• _Directions_:
When you spot the word "down" in a line of the data below, copy that line.

• _Records supplied_:
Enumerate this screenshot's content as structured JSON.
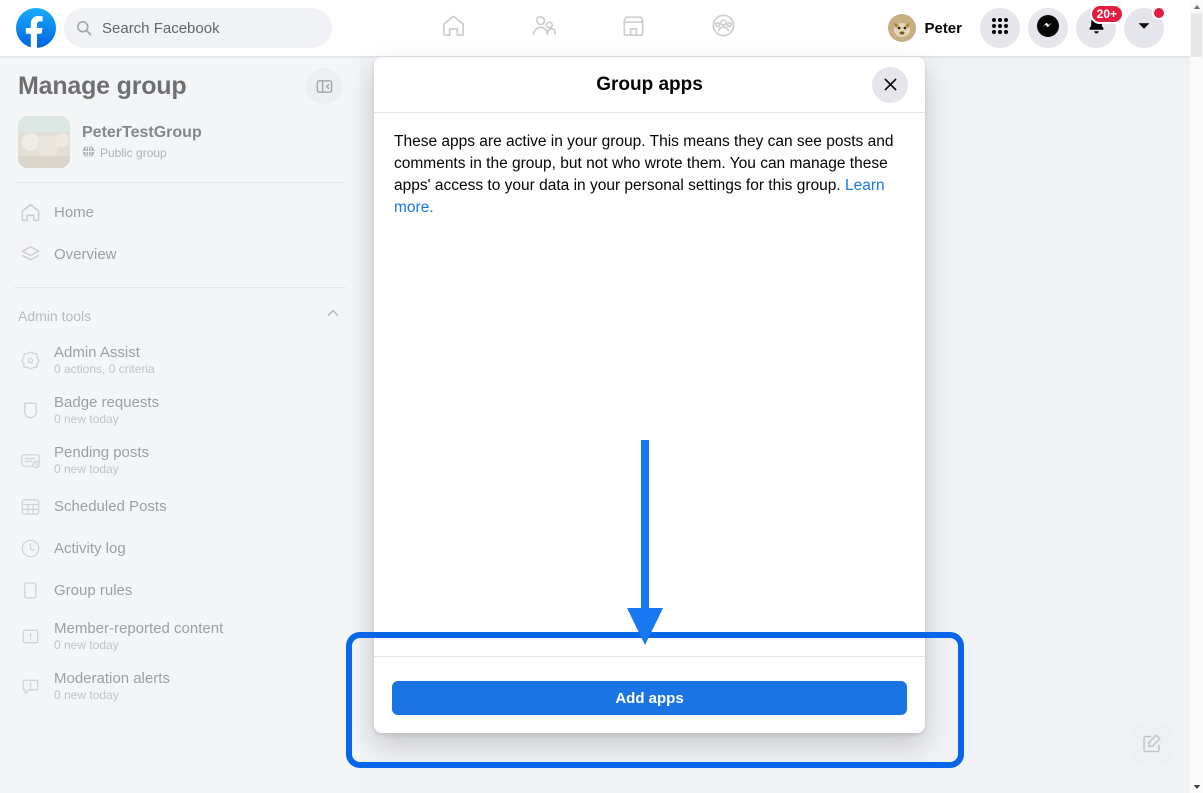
{
  "topbar": {
    "logo_icon": "facebook-logo-icon",
    "search": {
      "icon": "search-icon",
      "value": "",
      "placeholder": "Search Facebook"
    },
    "center_nav": [
      {
        "icon": "home-icon",
        "name": "nav-home"
      },
      {
        "icon": "friends-icon",
        "name": "nav-friends"
      },
      {
        "icon": "marketplace-icon",
        "name": "nav-marketplace"
      },
      {
        "icon": "groups-icon",
        "name": "nav-groups"
      }
    ],
    "profile": {
      "name": "Peter",
      "avatar_icon": "user-avatar"
    },
    "actions": [
      {
        "icon": "menu-grid-icon",
        "name": "menu-button",
        "badge": ""
      },
      {
        "icon": "messenger-icon",
        "name": "messenger-button",
        "badge": ""
      },
      {
        "icon": "bell-icon",
        "name": "notifications-button",
        "badge": "20+"
      },
      {
        "icon": "chevron-down-icon",
        "name": "account-button",
        "badge": "dot"
      }
    ]
  },
  "sidebar": {
    "title": "Manage group",
    "collapse_icon": "panel-collapse-icon",
    "group": {
      "name": "PeterTestGroup",
      "privacy": "Public group",
      "privacy_icon": "globe-icon"
    },
    "top_items": [
      {
        "label": "Home",
        "icon": "home-outline-icon",
        "name": "sidebar-item-home"
      },
      {
        "label": "Overview",
        "icon": "layers-icon",
        "name": "sidebar-item-overview"
      }
    ],
    "section": {
      "label": "Admin tools",
      "chevron_icon": "chevron-up-icon"
    },
    "admin_items": [
      {
        "label": "Admin Assist",
        "sub": "0 actions, 0 criteria",
        "icon": "admin-assist-icon",
        "name": "sidebar-item-admin-assist"
      },
      {
        "label": "Badge requests",
        "sub": "0 new today",
        "icon": "badge-icon",
        "name": "sidebar-item-badge-requests"
      },
      {
        "label": "Pending posts",
        "sub": "0 new today",
        "icon": "pending-posts-icon",
        "name": "sidebar-item-pending-posts"
      },
      {
        "label": "Scheduled Posts",
        "sub": "",
        "icon": "calendar-icon",
        "name": "sidebar-item-scheduled-posts"
      },
      {
        "label": "Activity log",
        "sub": "",
        "icon": "clock-icon",
        "name": "sidebar-item-activity-log"
      },
      {
        "label": "Group rules",
        "sub": "",
        "icon": "book-icon",
        "name": "sidebar-item-group-rules"
      },
      {
        "label": "Member-reported content",
        "sub": "0 new today",
        "icon": "alert-icon",
        "name": "sidebar-item-member-reported-content"
      },
      {
        "label": "Moderation alerts",
        "sub": "0 new today",
        "icon": "moderation-icon",
        "name": "sidebar-item-moderation-alerts"
      }
    ]
  },
  "modal": {
    "title": "Group apps",
    "close_icon": "close-icon",
    "description": "These apps are active in your group. This means they can see posts and comments in the group, but not who wrote them. You can manage these apps' access to your data in your personal settings for this group. ",
    "learn_more": "Learn more.",
    "primary_button": "Add apps"
  },
  "annotations": {
    "highlight_color": "#0a66e8",
    "arrow_color": "#1877f2",
    "arrow_direction": "down"
  },
  "misc": {
    "compose_icon": "compose-icon",
    "scroll_up_icon": "scroll-up-arrow-icon",
    "scroll_down_icon": "scroll-down-arrow-icon"
  },
  "colors": {
    "brand_blue": "#1877f2",
    "button_blue": "#1b74e4",
    "badge_red": "#e41e3f",
    "page_bg": "#f0f2f5"
  }
}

• _Solution to the exercise_:
        "icon": "chevron-down-icon",
    "arrow_direction": "down"
    "scroll_down_icon": "scroll-down-arrow-icon"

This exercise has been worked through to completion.